Brussels cuts red tape for researchers and SMEs to take part at Seventh Framework Programme

The European Commission has adopted measures to make participation in the EU's current Seventh Framework Programme for Research more attractive and more accessible to the best researchers and most innovative companies, especially Small and Medium-Sized Enterprises (SMEs). Based on the simplification plan unveiled by the Commission in April 2010, these measures will take effect at once at will also inspire access conditions for the next EU research and innovation programme.

The Commission has adopted three concrete measures with immediate effect on the management of EU research grants in the current EU research programme, Seventh Framework Programme for Research (FP7). Each of these steps aims to give an answer to the main concerns repeatedly expressed by participants in the previous EU research and innovation programmes. These measures will allow participants to save time and effort on paperwork and attract even more and better applicants, including dynamic small businesses.

Measures to facilitate access to Seventh Framework Programme (FP7) to researchers and SMEs

  1. Allowing more flexibility in how personnel costs are calculated so that EU research grant-holders can apply their usual accounting methods when requesting reimbursement for average personnel costs. They will no longer need to set up entire parallel accounting systems just for this purpose.
  2. SME owners whose salaries are not formally registered in their accounts can now be reimbursed, through flat-rate payments, for their contribution to work on research projects.
  3. A new steering group of senior officials from all the Commission departments and agencies involved will remove inconsistencies in the application of the rules on research funding.

These measures introduced by the European Commission are based on the proposals put forward in April 2010 with the presentation of of the plan to simplify procedures for the participation at EU research and innovation programmes.
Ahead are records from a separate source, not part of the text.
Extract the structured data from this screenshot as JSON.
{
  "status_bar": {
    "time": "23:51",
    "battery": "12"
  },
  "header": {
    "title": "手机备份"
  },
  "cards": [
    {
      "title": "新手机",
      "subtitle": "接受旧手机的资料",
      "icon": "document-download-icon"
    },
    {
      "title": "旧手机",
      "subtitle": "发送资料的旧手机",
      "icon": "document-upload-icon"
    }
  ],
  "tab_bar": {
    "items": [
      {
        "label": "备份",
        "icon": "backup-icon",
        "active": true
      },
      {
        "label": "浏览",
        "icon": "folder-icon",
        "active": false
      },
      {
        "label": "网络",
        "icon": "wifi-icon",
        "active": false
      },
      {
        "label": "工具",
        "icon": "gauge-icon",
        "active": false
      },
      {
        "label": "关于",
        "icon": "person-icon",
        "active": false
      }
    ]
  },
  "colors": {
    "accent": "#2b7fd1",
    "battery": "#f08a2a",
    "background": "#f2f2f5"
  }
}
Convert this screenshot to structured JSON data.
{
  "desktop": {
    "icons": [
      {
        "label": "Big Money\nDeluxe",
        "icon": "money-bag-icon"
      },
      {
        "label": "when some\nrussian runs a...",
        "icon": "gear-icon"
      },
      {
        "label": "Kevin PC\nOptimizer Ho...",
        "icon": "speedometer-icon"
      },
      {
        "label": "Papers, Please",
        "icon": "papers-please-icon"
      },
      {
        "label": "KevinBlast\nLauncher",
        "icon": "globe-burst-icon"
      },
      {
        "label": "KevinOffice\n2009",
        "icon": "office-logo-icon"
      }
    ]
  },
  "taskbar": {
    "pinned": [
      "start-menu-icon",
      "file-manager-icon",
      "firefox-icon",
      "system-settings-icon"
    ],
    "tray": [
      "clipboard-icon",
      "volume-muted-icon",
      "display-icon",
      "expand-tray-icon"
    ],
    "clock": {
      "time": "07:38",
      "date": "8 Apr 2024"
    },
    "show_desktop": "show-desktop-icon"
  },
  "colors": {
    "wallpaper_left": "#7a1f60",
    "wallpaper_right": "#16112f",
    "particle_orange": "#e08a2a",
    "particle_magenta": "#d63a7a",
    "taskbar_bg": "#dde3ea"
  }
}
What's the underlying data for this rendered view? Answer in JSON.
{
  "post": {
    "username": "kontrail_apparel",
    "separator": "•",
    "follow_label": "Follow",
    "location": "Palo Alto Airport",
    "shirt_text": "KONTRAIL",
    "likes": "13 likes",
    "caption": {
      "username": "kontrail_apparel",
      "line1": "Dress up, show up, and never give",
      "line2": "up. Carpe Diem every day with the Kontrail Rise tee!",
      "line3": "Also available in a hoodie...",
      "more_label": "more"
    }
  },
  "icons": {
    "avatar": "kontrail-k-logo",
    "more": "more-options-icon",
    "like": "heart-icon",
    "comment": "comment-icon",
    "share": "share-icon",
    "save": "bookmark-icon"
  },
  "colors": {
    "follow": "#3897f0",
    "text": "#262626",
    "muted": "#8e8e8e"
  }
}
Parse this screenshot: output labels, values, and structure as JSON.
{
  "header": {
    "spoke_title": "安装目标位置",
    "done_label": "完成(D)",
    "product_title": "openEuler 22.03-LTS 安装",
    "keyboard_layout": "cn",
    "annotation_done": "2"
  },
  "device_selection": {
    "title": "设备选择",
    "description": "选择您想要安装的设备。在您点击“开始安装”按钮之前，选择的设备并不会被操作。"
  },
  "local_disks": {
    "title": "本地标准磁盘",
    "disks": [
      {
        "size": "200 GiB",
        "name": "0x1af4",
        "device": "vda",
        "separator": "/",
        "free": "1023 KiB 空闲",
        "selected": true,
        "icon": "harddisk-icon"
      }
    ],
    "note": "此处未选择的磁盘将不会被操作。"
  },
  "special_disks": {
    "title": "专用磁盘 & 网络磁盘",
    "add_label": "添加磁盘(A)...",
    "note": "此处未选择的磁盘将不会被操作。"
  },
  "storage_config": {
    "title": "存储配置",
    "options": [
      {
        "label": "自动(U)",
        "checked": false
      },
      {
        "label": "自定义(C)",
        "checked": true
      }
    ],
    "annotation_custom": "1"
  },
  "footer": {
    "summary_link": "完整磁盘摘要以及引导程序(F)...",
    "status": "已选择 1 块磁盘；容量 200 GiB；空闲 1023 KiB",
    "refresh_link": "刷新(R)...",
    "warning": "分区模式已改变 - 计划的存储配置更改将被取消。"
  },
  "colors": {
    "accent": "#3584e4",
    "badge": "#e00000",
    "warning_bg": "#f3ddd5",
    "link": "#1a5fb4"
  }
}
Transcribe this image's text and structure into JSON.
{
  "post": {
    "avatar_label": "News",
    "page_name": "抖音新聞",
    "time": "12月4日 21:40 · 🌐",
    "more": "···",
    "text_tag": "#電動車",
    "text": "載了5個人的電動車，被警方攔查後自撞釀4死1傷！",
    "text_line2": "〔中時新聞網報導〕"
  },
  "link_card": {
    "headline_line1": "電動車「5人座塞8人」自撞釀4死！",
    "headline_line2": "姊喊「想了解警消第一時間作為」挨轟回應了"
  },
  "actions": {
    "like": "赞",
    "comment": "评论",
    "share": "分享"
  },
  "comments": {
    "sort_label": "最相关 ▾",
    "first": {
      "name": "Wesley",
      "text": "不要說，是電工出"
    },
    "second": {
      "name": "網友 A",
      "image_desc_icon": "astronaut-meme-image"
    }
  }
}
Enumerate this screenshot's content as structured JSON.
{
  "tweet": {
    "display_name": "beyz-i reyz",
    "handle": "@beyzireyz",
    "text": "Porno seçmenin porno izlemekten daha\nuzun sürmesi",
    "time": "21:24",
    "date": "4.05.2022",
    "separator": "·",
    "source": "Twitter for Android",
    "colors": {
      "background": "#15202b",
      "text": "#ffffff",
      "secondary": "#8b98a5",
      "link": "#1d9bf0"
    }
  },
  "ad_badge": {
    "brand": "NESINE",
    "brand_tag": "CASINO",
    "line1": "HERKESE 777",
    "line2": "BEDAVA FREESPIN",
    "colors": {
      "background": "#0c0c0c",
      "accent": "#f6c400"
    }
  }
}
This plan described in a Commission Communication presented further simplification options which apply to the existing legal framework and, in the longer term, to a possible revision of the EU Financial Regulations. This Communication triggered a broad debate among the EU institutions and with many other research and innovation stakeholders.

The measures adopted in the present Commission Decision are based on a broad consensus reached in this debate, and are also in line with the recommendations of the Expert Group carrying out the Interim Evaluation of FP7.

The Commission considers simplification as one of the basic design principles for the next EU research and innovation programme. For that reason it has made of it one of the cornerstones for its planning and it will continue to push for substantive improvement. The Commission is expected to present its legislative proposals for the next EU research and innovation programme by the end of 2011, following an open consultation to be launched in the early spring.